Last week was an exciting day with more birds than we usually get in a near-Winter's day. Today we slid back to a more normal day of activity to begin our December. The morning was overcast until around 9 AM and bird movement was limited.
It was a brief dawn-chorus and we still have yet to hear a Whip-poor-will this season. We caught our Whips in November the past couple of years. Instead, our first capture was a Swamp Sparrow up river in Net 20 across from the owl nest tree. This is the farthest up river we have caught a Swamp Sparrow which typically hang out in the marsh area near the lake.
A bit later we caught two Tufted Titmice. One was a recapture from last week and the other was a new member of the family.
We have been low on thrushes this year so it is always nice to get one anytime of the year. This Hermit Thrush was a recapture from 2 years ago. Instead of heading straight back into the woods, it landed in a nearby tree and watched us for a while before departing.

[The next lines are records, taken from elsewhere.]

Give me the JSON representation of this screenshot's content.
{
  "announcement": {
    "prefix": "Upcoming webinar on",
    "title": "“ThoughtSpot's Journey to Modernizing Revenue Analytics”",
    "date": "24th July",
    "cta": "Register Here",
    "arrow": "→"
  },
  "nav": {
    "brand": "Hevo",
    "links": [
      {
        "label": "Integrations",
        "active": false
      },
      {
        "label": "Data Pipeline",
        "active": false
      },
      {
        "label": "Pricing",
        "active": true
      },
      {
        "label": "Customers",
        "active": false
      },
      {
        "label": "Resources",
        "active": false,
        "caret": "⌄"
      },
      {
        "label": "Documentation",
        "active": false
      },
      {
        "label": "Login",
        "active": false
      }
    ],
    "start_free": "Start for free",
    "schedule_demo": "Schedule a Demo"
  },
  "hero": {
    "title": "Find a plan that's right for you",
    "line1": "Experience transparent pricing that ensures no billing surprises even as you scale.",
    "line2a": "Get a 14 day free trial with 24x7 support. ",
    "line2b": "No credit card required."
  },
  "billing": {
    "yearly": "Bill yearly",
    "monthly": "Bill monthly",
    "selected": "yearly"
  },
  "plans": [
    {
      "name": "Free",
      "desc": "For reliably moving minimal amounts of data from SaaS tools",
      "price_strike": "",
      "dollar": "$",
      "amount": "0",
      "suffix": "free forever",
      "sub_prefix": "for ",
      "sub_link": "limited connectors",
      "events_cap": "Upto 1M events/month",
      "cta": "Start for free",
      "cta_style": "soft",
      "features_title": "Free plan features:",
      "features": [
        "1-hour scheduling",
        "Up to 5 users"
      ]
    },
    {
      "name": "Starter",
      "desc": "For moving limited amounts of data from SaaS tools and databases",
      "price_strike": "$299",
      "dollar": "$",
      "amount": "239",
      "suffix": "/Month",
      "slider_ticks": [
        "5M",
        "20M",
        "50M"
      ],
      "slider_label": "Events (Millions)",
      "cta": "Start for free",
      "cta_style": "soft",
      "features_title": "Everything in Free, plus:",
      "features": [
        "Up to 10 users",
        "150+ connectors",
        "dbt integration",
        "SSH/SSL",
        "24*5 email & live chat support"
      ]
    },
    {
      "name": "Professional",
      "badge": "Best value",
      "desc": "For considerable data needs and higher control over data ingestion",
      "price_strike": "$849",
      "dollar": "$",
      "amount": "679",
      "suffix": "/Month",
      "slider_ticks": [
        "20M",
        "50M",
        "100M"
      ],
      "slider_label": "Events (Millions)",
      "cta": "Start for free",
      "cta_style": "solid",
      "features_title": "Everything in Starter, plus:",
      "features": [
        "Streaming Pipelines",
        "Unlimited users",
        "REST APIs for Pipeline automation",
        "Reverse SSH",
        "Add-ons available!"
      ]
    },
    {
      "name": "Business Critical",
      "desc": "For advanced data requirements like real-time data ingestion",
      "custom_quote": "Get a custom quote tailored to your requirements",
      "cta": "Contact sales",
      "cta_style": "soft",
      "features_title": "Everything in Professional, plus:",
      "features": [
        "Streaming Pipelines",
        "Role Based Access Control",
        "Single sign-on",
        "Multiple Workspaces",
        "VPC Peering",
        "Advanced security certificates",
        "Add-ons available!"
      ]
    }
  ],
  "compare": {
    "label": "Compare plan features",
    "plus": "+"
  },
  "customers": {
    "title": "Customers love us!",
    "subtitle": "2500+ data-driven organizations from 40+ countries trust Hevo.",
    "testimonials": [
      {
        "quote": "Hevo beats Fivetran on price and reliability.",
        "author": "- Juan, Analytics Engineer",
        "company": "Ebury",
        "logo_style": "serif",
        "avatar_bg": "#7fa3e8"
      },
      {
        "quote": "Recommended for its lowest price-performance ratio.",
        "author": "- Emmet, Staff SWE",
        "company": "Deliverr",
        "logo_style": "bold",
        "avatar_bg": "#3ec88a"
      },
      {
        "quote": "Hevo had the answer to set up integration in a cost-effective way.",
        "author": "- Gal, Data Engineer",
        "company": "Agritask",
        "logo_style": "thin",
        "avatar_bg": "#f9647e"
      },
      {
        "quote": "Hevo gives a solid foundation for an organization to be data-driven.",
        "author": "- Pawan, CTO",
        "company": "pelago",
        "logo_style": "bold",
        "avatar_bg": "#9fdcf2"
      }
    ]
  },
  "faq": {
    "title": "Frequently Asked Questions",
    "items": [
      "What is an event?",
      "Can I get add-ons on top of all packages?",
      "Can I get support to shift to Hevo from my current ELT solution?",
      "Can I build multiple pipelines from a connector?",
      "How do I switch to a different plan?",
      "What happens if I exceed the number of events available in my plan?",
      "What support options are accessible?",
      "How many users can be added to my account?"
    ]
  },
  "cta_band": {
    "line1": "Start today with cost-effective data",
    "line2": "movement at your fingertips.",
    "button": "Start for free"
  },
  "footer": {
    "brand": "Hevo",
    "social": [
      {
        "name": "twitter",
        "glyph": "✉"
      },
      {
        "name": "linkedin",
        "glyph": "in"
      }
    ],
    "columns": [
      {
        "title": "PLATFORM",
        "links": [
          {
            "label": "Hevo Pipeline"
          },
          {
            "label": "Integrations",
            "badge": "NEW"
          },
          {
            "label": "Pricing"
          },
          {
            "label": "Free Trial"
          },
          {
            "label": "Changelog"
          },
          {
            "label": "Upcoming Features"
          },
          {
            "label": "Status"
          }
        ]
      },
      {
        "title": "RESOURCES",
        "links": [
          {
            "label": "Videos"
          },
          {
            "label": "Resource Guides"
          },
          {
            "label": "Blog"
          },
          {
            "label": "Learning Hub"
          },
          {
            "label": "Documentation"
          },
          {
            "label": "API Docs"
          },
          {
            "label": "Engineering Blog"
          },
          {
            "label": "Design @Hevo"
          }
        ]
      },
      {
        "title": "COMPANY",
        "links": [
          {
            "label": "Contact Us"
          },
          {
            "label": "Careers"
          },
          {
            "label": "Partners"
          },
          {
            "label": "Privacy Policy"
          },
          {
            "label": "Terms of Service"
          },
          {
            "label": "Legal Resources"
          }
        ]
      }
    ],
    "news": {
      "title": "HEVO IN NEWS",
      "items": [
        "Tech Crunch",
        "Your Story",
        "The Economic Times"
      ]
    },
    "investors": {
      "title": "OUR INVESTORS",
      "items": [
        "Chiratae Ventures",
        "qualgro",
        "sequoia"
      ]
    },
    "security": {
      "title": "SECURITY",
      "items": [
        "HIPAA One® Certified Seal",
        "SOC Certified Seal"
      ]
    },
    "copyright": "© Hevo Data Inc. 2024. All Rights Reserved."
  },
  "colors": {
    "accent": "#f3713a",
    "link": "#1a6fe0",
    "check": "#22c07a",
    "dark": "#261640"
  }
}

Time to explore the area for other wonders as we wait for more birds. Found near the pier was a strange looking bug that Susan found. The weird part was that it was flat on the leaf and then flexed into a folded position for a while before flattening out again. After much consideration, we think that this is an intermediate form of Lady Beetles after the larval stage.
On drier ground, Maria found a Dog-faced Butterfly exploring the St, John's Wort and other plants.
Hiding in the greener plants was a large Katydid.
Though quiet all morning, the White-eyed Vireos are still finding there way back into the net lanes. This adult was first banded 3 years ago!
When we first recaptured this bird 2 years ago we thought it was a juvenile since the eye was mostly darker than typical adults. Noting the first capture date, it showed us it had to be an adult. Later research shows that some of these vireos in the south actually retain the darker iris so we have to go by other aging methods for our Lake Lotus family. Note how the iris on our old friend is rather broken up and darker than a usual White-eyed Vireo.
Andrew looks over the bird before handing it over for its safe release.
Maria took the bird to the side of the banding table and opened her hand. The bird refused to fly off. It wasn't stressed or cold. Just sat there for a few minutes before finally taking off.
The Sun finally emerged from behind the clouds but it was getting near the end of our shift by then. Time to head home. One more bird was captured as the nets were gathered.
Finally, we captured a House Wren, which are usually all over the place this time of year. Only 3 were heard today, including this recapture from a few weeks ago.
The House Wren was recorded and released and we packed up. Next to the river, a Great-blue Heron overlooked the area as we headed out.
Goldfinches and Waxwings are moving into the area. We don't have much chance of catching those species but it is fun to hope we will.
Next (planned) Banding Day: Sunday, December 11th.
All nets will be opened by 6:40 A.M.